5. Batch of writ petitions were heard and disposed of by common order dated 10.07.2015. Three points considered by the learned single Judge were; i) whether the petitioners can manufacture/storage/market the products in the name of bioproducts without disclosing the contents thereof; ii) whether the respondents can interfere with such activity without any authority of law; and iii) is there any provision that is attracted in the case of products which are called bio-products?
6. Having regard to the respective submissions, learned single Judge observed that Court would not hold that activities of the petitioners and the interference of the respondents are totally illegal and that balance has to be maintained in the facts and circumstances of the case. Learned single Judge observed that in view of the provisions of the Insecticides Act and Fertilizer (Control) Order the activities of the petitioners can be regulated. Learned single judge issued nine directions. Suffice to note that in the guidelines prescribed by the learned single Judge, learned single Judge observed that persons dealing in bi-products required to maintain proper packing and marking of the product; the packing should contain ingredients included in the product, analytical procedure and their percentage; that manufacturer should intimate the concerned Commissioner of Agriculture with regard to the manufacturing activity; the dealer of bio-products should have the information with regard to the source of purchase of bio-products and should maintain a register for the said purpose. Court observed that it is for the authorities to inspect the bioproducts, to take samples in order to verify whether any such product contains harmful substances attracting the provisions of the Insecticides Act and the Fertilizer (Control) Order; and issued further directions. The directions would require a person manufacturing/holding the stock to disclose the aspects mentioned above.
7. This judgment in batch of Writ Petitions was challenged in W.A.Nos.1122 and 1236 of 2016. Division Bench observed that though there cannot be an omnibus categorization of all bio-products for the purpose of taking action under the Act, the grounds on which the Insecticide Inspector has reason to believe that insecticides are being sold in contravention of the provisions of the Act and the Rules, would depend upon the facts of each case, and cannot be circumscribed by way of guidelines issued by the Court. Division bench observed that the guidelines prescribed by the learned single Judge can only supplement and not supplant the law, and would remain in force only till appropriate legislation is made. Division Bench observed that the guidelines prescribed in the judgment of the learned single judge would be in addition to, and not in derogation of the powers conferred on the concerned authorities under the Act and the Rules.

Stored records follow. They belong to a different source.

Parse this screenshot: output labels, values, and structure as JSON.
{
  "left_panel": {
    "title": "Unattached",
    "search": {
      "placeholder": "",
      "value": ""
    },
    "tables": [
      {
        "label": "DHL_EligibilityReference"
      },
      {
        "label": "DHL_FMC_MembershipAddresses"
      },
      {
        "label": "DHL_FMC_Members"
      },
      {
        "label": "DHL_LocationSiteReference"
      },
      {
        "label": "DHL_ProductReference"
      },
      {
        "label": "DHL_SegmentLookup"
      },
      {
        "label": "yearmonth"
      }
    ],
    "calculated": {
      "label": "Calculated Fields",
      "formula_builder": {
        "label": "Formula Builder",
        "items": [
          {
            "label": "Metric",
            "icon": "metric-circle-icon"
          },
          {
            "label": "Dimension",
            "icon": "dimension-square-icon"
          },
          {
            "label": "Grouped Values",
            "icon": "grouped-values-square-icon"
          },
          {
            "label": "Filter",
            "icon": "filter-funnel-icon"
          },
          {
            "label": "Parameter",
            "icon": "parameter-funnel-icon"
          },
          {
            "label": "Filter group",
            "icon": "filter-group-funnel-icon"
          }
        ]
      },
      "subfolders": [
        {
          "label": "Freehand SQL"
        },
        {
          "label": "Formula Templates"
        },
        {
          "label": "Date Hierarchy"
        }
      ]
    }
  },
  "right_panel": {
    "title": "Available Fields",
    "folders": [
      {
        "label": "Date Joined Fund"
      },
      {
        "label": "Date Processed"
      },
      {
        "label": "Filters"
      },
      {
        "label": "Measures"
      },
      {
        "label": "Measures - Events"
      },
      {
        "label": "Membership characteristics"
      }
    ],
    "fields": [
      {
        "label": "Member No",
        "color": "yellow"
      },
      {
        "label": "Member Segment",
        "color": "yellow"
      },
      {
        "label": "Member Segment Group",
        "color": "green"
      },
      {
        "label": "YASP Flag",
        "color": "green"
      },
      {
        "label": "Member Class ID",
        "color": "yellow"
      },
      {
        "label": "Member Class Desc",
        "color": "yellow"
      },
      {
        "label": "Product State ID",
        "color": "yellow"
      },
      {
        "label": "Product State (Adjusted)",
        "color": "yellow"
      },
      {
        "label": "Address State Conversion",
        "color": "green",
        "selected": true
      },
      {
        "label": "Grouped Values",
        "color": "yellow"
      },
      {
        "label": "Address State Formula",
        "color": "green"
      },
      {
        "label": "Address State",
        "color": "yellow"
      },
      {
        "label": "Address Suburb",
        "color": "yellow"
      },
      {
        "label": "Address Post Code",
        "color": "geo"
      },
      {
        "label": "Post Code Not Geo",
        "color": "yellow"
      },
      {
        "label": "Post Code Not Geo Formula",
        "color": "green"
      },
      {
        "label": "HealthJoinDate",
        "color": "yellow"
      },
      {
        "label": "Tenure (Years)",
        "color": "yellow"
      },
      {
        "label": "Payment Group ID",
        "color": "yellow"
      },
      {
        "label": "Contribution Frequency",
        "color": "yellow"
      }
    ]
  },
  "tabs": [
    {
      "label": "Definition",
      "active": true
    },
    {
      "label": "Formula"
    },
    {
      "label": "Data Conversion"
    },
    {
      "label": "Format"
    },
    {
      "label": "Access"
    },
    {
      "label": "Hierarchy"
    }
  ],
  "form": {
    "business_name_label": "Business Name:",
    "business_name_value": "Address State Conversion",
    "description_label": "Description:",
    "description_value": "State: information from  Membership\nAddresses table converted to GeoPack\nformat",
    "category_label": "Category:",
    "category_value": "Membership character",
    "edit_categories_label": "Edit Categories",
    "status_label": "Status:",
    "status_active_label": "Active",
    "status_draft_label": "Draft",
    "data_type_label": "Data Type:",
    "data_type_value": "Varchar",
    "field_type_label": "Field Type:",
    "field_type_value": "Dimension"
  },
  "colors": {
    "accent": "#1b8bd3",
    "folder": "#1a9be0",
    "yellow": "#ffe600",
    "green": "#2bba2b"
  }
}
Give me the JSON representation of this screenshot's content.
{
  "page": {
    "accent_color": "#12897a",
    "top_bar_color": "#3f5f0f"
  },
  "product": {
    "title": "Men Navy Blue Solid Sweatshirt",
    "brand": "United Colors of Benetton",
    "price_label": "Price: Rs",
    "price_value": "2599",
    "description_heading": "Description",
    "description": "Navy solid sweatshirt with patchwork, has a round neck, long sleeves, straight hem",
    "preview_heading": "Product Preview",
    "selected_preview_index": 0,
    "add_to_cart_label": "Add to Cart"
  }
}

8. While so, in the panchanama, it is recorded that on inspection of M/s. Jhass Agro Industries and M/s.Jhass Agri Sciences in D.NO.4-3-105 of Sy.No.27, Sai Nagar Colony, Hayathnagar, it was noticed that products of three companies, petitioners herein, were found. According to the panchanama, the Jassh Agro Industries factory is located in Renigunta, Tirupati in Chitoor district of Andhra Pradesh, but granules produced by the said company is found in the said address. Further, though Jhass Agrl Sciences factory address is the same, but chemistry records, chemistry of machinery and glass wears were not found nor analytical procedures were observed to make the bio-products. Similarly, though M/s.Kinolac Bio Life Sciences factory address is the same, but no production activity was noticed. The samples of bio-products were collected and sent them to laboratory for testing.

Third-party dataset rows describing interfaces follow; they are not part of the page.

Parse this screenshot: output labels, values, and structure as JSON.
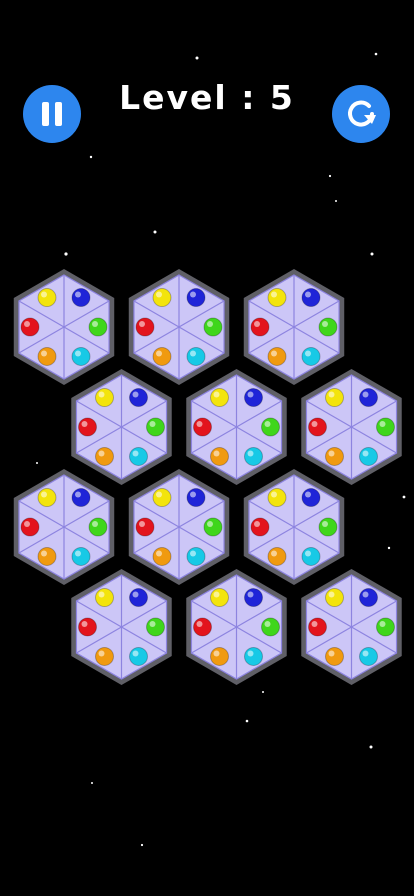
{
  "header": {
    "level_text": "Level : 5",
    "pause_icon": "pause-icon",
    "restart_icon": "restart-icon"
  },
  "colors": {
    "background": "#000000",
    "button": "#2d86ee",
    "tile_fill": "#ccc6f7",
    "tile_border": "#5f5f66",
    "tile_lines": "#8d84e0"
  },
  "board": {
    "rows": [
      {
        "tiles": 3,
        "offset": "left"
      },
      {
        "tiles": 3,
        "offset": "right"
      },
      {
        "tiles": 3,
        "offset": "left"
      },
      {
        "tiles": 3,
        "offset": "right"
      }
    ],
    "ball_order": [
      "yellow",
      "blue",
      "green",
      "cyan",
      "orange",
      "red"
    ],
    "ball_colors": {
      "yellow": "#f3e40c",
      "blue": "#1f24d8",
      "green": "#3fd61b",
      "cyan": "#17c9e6",
      "orange": "#f09a10",
      "red": "#e3141d"
    }
  }
}
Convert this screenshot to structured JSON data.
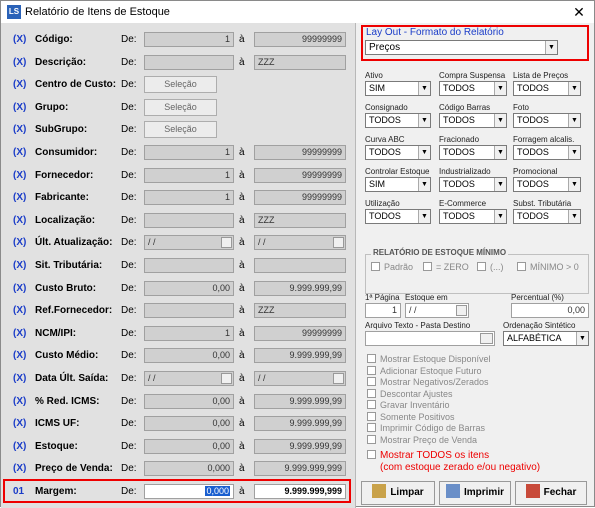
{
  "window": {
    "title": "Relatório de Itens de Estoque",
    "icon_text": "LS",
    "close": "✕"
  },
  "left": {
    "de_label": "De:",
    "a_label": "à",
    "rows": [
      {
        "label": "Código:",
        "from": "1",
        "to": "99999999"
      },
      {
        "label": "Descrição:",
        "from": "",
        "to": "ZZZ"
      },
      {
        "label": "Centro de Custo:",
        "button": "Seleção"
      },
      {
        "label": "Grupo:",
        "button": "Seleção"
      },
      {
        "label": "SubGrupo:",
        "button": "Seleção"
      },
      {
        "label": "Consumidor:",
        "from": "1",
        "to": "99999999"
      },
      {
        "label": "Fornecedor:",
        "from": "1",
        "to": "99999999"
      },
      {
        "label": "Fabricante:",
        "from": "1",
        "to": "99999999"
      },
      {
        "label": "Localização:",
        "from": "",
        "to": "ZZZ"
      },
      {
        "label": "Últ. Atualização:",
        "from": "/ /",
        "to": "/ /"
      },
      {
        "label": "Sit. Tributária:",
        "from": "",
        "to": ""
      },
      {
        "label": "Custo Bruto:",
        "from": "0,00",
        "to": "9.999.999,99"
      },
      {
        "label": "Ref.Fornecedor:",
        "from": "",
        "to": "ZZZ"
      },
      {
        "label": "NCM/IPI:",
        "from": "1",
        "to": "99999999"
      },
      {
        "label": "Custo Médio:",
        "from": "0,00",
        "to": "9.999.999,99"
      },
      {
        "label": "Data Últ. Saída:",
        "from": "/ /",
        "to": "/ /"
      },
      {
        "label": "% Red. ICMS:",
        "from": "0,00",
        "to": "9.999.999,99"
      },
      {
        "label": "ICMS UF:",
        "from": "0,00",
        "to": "9.999.999,99"
      },
      {
        "label": "Estoque:",
        "from": "0,00",
        "to": "9.999.999,99"
      },
      {
        "label": "Preço de Venda:",
        "from": "0,000",
        "to": "9.999.999,999"
      },
      {
        "label": "Margem:",
        "from": "0,000",
        "to": "9.999.999,999"
      }
    ]
  },
  "right": {
    "layout_title": "Lay Out - Formato do Relatório",
    "layout_value": "Preços",
    "filters": [
      {
        "label": "Ativo",
        "value": "SIM"
      },
      {
        "label": "Compra Suspensa",
        "value": "TODOS"
      },
      {
        "label": "Lista de Preços",
        "value": "TODOS"
      },
      {
        "label": "Consignado",
        "value": "TODOS"
      },
      {
        "label": "Código Barras",
        "value": "TODOS"
      },
      {
        "label": "Foto",
        "value": "TODOS"
      },
      {
        "label": "Curva ABC",
        "value": "TODOS"
      },
      {
        "label": "Fracionado",
        "value": "TODOS"
      },
      {
        "label": "Forragem alcalis.",
        "value": "TODOS"
      },
      {
        "label": "Controlar Estoque",
        "value": "SIM"
      },
      {
        "label": "Industrializado",
        "value": "TODOS"
      },
      {
        "label": "Promocional",
        "value": "TODOS"
      },
      {
        "label": "Utilização",
        "value": "TODOS"
      },
      {
        "label": "E-Commerce",
        "value": "TODOS"
      },
      {
        "label": "Subst. Tributária",
        "value": "TODOS"
      }
    ],
    "minimo_title": "RELATÓRIO DE ESTOQUE MÍNIMO",
    "minimo_options": [
      "Padrão",
      "= ZERO",
      "(...)",
      "MÍNIMO > 0"
    ],
    "pagina_label": "1ª Página",
    "pagina_value": "1",
    "estoque_em_label": "Estoque em",
    "estoque_em_value": "/ /",
    "percentual_label": "Percentual (%)",
    "percentual_value": "0,00",
    "arquivo_label": "Arquivo Texto - Pasta Destino",
    "ordenacao_label": "Ordenação Sintético",
    "ordenacao_value": "ALFABÉTICA",
    "checks": [
      "Mostrar Estoque Disponível",
      "Adicionar Estoque Futuro",
      "Mostrar Negativos/Zerados",
      "Descontar Ajustes",
      "Gravar Inventário",
      "Somente Positivos",
      "Imprimir Código de Barras",
      "Mostrar Preço de Venda"
    ],
    "mostrar_todos": "Mostrar TODOS os itens",
    "mostrar_todos_sub": "(com estoque zerado e/ou negativo)",
    "buttons": {
      "limpar": "Limpar",
      "imprimir": "Imprimir",
      "fechar": "Fechar"
    }
  }
}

9. In the counter-affidavit deposed by the incumbent Commissioner of Agriculture, it is alleged that packing of bio-product is not having analytical procedure. Manufacturing activity is being undertaken in violation of the directions of the learned single Judge and that firms have not maintained sales and purchase registers and failed to produce source of purchase of bioproducts/ raw-materials. What is noted in the panchanama is also reiterated in the counter-affidavit. In addition, it is also contended that in the year 2013, bio-product samples drawn from M/s. Jhass Agri Sciences was found laced with insecticide and action is being taken by the concerned Insecticide Inspector for violating the Act, 1968. These contentions of the respondents are not denied by the petitioners.
10. As briefly noted above, in the judgment of the learned single Judge, dated 10.07.2015, and the Division Bench judgment in W.A.Nos.1122 and 1236 of 2016, the power to inspect and to take consequential steps are held to be valid. Inspection and taking consequential steps are for the purpose of finding out as to whether any bio-product claimed to have been manufactured and/or marketed is laced with pesticides which would be harmful to the human beings as well as plants. Therefore, statutory duty is cast upon the Insecticide Inspector to conduct such inspection and take consequential action. Thus, conducting of inspection on the subject premises, collecting the samples, and sending the samples to laboratory for testing cannot be faulted.

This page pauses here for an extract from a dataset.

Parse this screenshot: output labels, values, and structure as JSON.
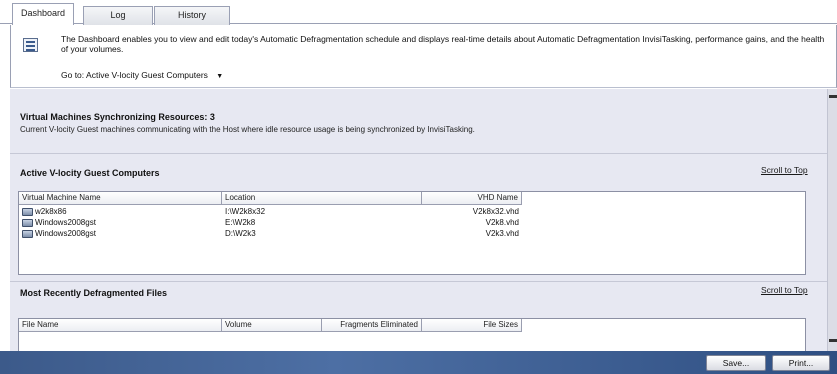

11. Learned counsel for petitioners sought to contend that even assuming the action of the Insecticide Inspector in inspecting, collecting the samples and seizing the stock is valid, but, firstly, he has no power to seize and even if such power is conceded such seizure can be valid only for 30 days. Beyond 30 days continuation of seizure is illegal.
12. On a careful reading of Section 21(1)(d) of the Act, it is seen that there are two components. First one deals with distribution, sale or use. On suspecting of use of pesticides, the Inspector may stop the distribution, sale or use of an insecticide, for a specified period not exceeding 30 days. The second component deals with seizer of stock. No time limit is prescribed on seizure of the stock. Section 22(2) of the Act, 1968 prescribes the procedure to be followed by the Insecticide Inspectors on seizure of stock. This section vests power in the Inspector to revoke the order of seizure, including the return of stock. However, if he seizes the stock, as soon as possible, he should inform the Magistrate and take his orders as to the custody. Petitioners and respondents are silent on steps taken after seizure. As seizure of stock is not laced with time frame and is subject to further steps as required by the Act, decision to seize is not vitiated merely because 30 days lapsed.
13. According to Section 24 of the Act, 1968, the Insecticide Analyst, to whom a sample of any insecticide was sent for test or analysis, shall deliver to the Insecticide Inspector his report within a period of 30 days. On receipt of such report, Inspector should furnish one copy of the report to the person from whom the sample was taken and to retain other copy. Thus, Section 24 of the Act, 1968, fixes time limit of 30 days to the Analyst to submit his report. Apparently, so far, report is not submitted. The counter-affidavit is silent as to why report is not secured from the Analyst. In view of the statutory scheme and the guidelines formulated by this Court in the judgment rendered on 10.07.2015 in W.P.No.25293 of 2014 and batch, the action of competent authority in seizing the stock cannot be held as amounting to illegal and arbitrary exercise of power.
14. However, having regard to the mandatory requirements of Section 24 of the Act, 1968, the Commissioner of Agriculture is directed to secure, within two weeks from the date of receipt of copy of this order, the report from the Insecticide Analyst and direct the Inspector to take consequential steps as required by the Act.
15. Writ Petition is accordingly dismissed. Pending miscellaneous petitions shall stand closed